Entries from a dataset of interfaces:
━━━━━━━━━━━━━━━━
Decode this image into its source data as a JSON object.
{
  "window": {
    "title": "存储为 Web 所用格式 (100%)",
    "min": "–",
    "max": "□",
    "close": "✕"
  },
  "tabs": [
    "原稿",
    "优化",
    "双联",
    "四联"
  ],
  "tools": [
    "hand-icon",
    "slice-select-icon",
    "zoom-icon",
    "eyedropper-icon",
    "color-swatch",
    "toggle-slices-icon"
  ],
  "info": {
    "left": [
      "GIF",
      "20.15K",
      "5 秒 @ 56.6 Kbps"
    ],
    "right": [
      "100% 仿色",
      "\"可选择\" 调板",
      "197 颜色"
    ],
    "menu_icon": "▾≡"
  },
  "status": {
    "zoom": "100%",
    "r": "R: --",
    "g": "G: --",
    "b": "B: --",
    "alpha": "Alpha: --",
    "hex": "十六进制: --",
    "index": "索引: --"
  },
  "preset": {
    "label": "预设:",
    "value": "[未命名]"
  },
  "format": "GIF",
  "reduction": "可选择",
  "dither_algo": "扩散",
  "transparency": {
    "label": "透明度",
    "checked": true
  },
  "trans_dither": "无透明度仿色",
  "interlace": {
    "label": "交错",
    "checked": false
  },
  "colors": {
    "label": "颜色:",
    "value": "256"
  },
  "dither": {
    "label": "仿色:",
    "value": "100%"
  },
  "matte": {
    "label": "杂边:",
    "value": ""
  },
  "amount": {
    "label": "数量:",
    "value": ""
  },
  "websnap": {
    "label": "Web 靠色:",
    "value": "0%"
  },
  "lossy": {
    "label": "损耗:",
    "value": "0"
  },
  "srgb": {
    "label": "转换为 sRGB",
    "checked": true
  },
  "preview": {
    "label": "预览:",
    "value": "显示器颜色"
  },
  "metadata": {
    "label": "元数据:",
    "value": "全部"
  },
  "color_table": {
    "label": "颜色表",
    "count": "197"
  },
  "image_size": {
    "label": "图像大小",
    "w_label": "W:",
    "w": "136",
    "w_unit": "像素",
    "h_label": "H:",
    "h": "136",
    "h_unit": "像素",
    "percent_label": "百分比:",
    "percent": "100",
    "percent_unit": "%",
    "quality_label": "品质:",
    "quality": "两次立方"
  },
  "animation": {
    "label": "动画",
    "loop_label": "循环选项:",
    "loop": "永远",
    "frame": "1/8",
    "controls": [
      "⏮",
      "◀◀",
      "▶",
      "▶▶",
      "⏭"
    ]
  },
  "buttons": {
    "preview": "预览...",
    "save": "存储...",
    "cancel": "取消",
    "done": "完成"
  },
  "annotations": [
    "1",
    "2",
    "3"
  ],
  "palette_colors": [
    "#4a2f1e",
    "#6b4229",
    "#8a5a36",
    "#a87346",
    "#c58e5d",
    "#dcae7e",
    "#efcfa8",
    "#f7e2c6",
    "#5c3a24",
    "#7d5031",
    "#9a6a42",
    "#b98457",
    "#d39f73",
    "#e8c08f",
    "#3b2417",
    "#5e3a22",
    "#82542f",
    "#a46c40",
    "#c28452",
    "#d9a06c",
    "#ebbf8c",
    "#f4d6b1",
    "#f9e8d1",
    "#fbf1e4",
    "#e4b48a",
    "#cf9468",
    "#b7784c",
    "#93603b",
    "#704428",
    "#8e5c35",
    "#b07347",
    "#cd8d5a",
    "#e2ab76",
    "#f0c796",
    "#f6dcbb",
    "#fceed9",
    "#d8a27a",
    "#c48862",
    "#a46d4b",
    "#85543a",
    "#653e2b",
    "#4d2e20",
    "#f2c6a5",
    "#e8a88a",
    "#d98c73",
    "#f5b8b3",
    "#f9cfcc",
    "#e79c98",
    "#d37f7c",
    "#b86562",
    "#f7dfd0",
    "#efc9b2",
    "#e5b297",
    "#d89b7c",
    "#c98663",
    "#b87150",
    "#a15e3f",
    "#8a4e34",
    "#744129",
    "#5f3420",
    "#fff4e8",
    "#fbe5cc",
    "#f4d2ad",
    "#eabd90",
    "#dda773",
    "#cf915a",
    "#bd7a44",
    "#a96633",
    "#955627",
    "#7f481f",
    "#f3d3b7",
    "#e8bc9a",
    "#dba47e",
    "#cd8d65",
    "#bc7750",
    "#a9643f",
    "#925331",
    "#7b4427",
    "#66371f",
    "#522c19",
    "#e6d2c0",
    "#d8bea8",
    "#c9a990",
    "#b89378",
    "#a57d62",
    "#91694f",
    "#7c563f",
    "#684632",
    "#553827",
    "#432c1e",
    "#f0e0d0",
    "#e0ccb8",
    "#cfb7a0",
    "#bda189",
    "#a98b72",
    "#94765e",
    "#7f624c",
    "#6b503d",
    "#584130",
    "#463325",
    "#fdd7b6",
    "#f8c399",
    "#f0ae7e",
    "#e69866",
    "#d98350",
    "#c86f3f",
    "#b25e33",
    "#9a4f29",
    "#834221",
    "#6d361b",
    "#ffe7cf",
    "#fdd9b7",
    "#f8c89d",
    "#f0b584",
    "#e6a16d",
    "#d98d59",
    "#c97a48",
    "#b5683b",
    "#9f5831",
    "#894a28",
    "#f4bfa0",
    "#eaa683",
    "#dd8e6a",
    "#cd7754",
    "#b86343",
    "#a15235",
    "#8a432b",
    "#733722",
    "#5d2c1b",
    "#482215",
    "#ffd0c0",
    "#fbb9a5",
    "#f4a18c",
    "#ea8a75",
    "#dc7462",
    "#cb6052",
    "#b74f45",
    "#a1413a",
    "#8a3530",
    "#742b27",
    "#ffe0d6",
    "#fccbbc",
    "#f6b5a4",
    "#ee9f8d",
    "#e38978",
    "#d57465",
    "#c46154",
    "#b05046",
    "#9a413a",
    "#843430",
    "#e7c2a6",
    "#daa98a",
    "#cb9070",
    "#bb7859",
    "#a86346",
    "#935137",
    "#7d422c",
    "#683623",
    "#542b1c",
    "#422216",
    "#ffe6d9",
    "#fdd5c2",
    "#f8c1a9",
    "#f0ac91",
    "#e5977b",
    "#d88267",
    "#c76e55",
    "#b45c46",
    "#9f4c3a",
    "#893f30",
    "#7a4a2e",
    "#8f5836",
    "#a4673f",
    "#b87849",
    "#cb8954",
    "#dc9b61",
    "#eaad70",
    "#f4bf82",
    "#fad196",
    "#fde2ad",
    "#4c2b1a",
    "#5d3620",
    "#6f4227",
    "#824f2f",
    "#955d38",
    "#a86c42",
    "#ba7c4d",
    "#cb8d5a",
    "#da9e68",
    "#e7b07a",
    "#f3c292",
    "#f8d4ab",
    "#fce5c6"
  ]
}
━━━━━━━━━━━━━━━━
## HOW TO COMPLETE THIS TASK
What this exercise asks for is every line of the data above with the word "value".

## EXERCISE RESULT
    "value": "[未命名]"
    "value": "256"
    "value": "100%"
    "value": ""
    "value": ""
    "value": "0%"
    "value": "0"
    "value": "显示器颜色"
    "value": "全部"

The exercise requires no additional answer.